Planning fall bike treks requires springtime organization
Welcome as seed catalogs to a gardener are the emails and brochures arriving in my mailboxes lately from friends and from trip outfitters who organize mountain bike adventures. As the days grow longer and I begin daydreaming about summer mountain bike rides here in Alaska, the brochures remind me that spring is prime time to plan for a fall trip to the Lower 48.
I’ve been mountain biking with my husband several times in the Southwest. Each time we read up on an area and gather trail information at local bike shops to decide where to ride on a given day, but biking with guides on my first multiday trip nearly spoiled me.
That trip, which included five days of riding and four nights camping on the White Rim Trail near Moab, Utah, in a group of about a dozen, is still my favorite. Although the trip threw several challenges at us, including a windstorm followed by torrential rain and hail, freezing night-time temperatures, and a hike-a-bike climb around a steep section of road that had been washed out earlier in the season, it also gave us miles of riding, dramatic views, and time to relax around camp in the evening without any chores except for setting up our tents.

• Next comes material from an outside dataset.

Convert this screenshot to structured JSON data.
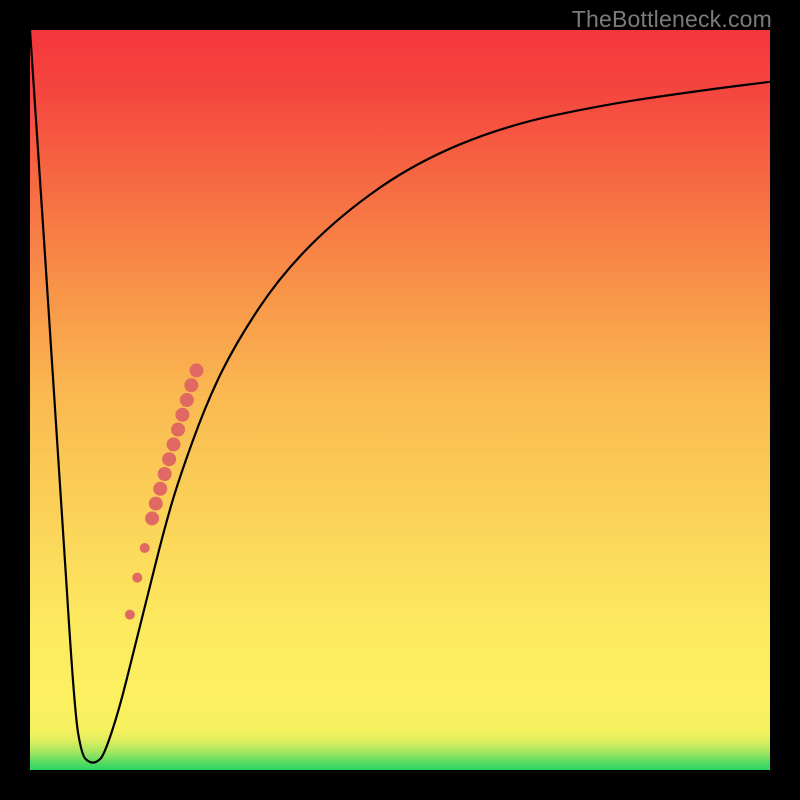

The guides who led my friends and me drove the support van that held all of our food and gear. They provided gourmet meals and showed us sights that we would not have found on our own, including a hiking trail to the bottom of the canyon and an ancient granary tucked under a cliff. Their local knowledge added to the value of having pros show us the way.
Details to consider when planning your trip include: custom or scheduled trips, time of year to go, whether to rent or bring your bike, and what other activities are included.
Custom trips are best if you have a large enough group of people who can travel at the same time. If not, the scheduled trips would be best.
Late September through October is often rainy here, so I prefer that timeframe for Utah trips. But it’s best to check the weather statistics for the area where you would like to bike. A guided trip I did with friends in Arizona left us melting in the 90-plus degree heat.
I always take my own bike, but most mountain bike guides have bikes for rent. To decide what’s best for you, consider whether they will have a bike to fit you and whether the cost of the rental is better than the cost of paying to fly your bike and rent a car large enough to transport it to the starting point. If you are riding in places other than the guided trip, it could be better to take your own bike. Check into the airline bike fees, which range from $75 and up.
For shipping, bike shops can box your bike for you, usually for under $60, or you can box it yourself in either a cardboard box you get from a shop or in a hard travel case you can purchase or rent. Most bike boxes include detailed instructions for doing it yourself.
Cardboard bike boxes, for me, are the best, for a few reasons: There is not as much disassembly needed; The box can be broken down and retaped for use on your return flight; and it is less expensive. Some people prefer the hard cases because they have wheels, making them easier to haul through the airport and they feel their bike is less likely to be damaged. I pack other gear in my box, careful to keep the weight under 50 pounds and so far have had no damage to a bike, even when traveling overseas.
If you choose the DIY method, be sure to pack all of the tools you need for reassembly and take some photos so you remember how the bike looked before you packed it and when you removed it from its box.
There are a growing number of guiding services, so ask friends which companies they like. I like Holiday River Expeditions, www.bikeraft.com, because they offer a range of trips on land and water. Their site is a good place to find out what kinds of trips and activities are available for your fall getaway.